January and February 1864

From The Missouri Democrat, Monday, February 1, 1864.


Hon. Hamilton Rowan Gamble, the Provisional Governor of Missouri, died at ten o’clock yesterday forenoon, at his mansion in the city. Since the casual fracture of his arm, during a trip to the East last summer, his Excellency has been in a more or less prostrated condition. Recovering at last sufficiently to reach his home, he was compelled to resign himself to medical care and to keep his room. Within a few weeks it has been painfully evident to his friends that his situation was critical. Age, cares and a weakened constitution left him without the recuperative energy to combat his disease, which lately assumed a pulmonary character. Saturday his recovery was considered about hopeless, and his youngest son, absent at college, was telegraphed for to come home. Gov. Gamble was in his sixty-sixth year.

The obsequies will be attended at ten o’clock Wednesday morning, from the Second Presbyterian Church, corner of Walnut and Fifth streets.

A meeting of the members of the bar is called, to be held at half past nine o’clock this morning, in the Circuit Court room, to pay the customary tribute of respect on the death of a fellow member.

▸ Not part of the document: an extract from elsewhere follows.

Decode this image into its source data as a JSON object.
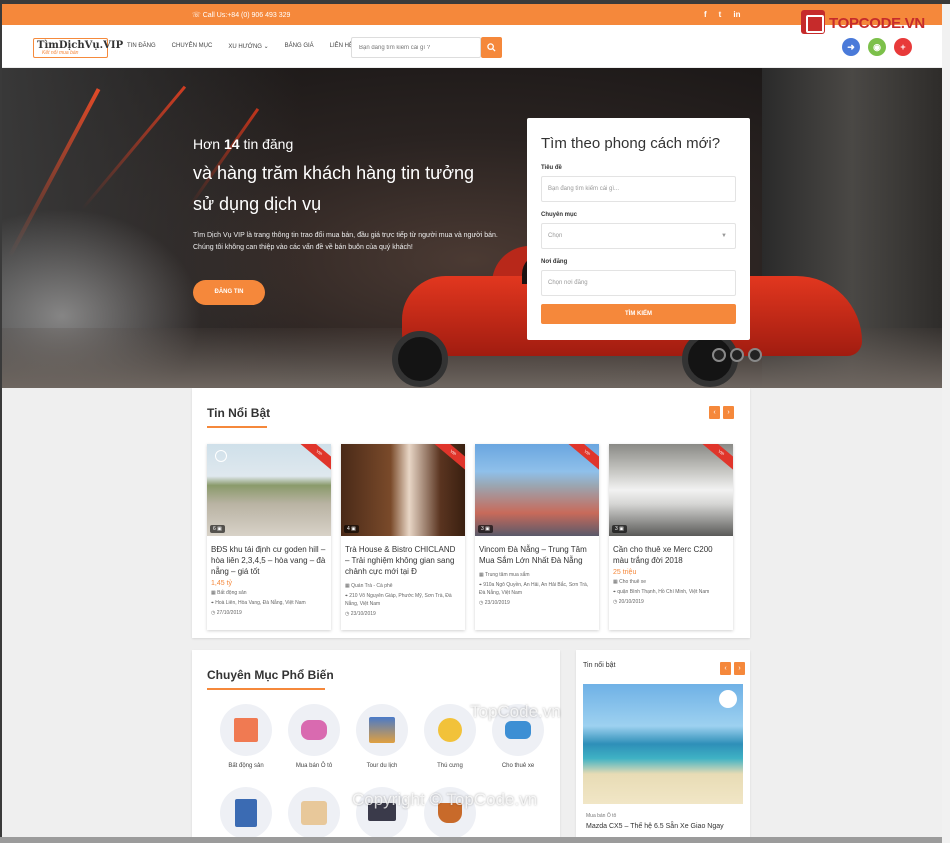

Judge Gamble was of an old and influential family, early received a liberal education, discovered an acute and comprehensive mind, and was long a leading St. Louisian of acknowledged weight and worth. His private character and personal reputation are unblemished. His public and official course has been freely canvassed, and heavily censured, but the shield of death is over it now. To his family, to his numerous relatives and special friends, he was eminently kind and generous, and his loss is to them irreparable.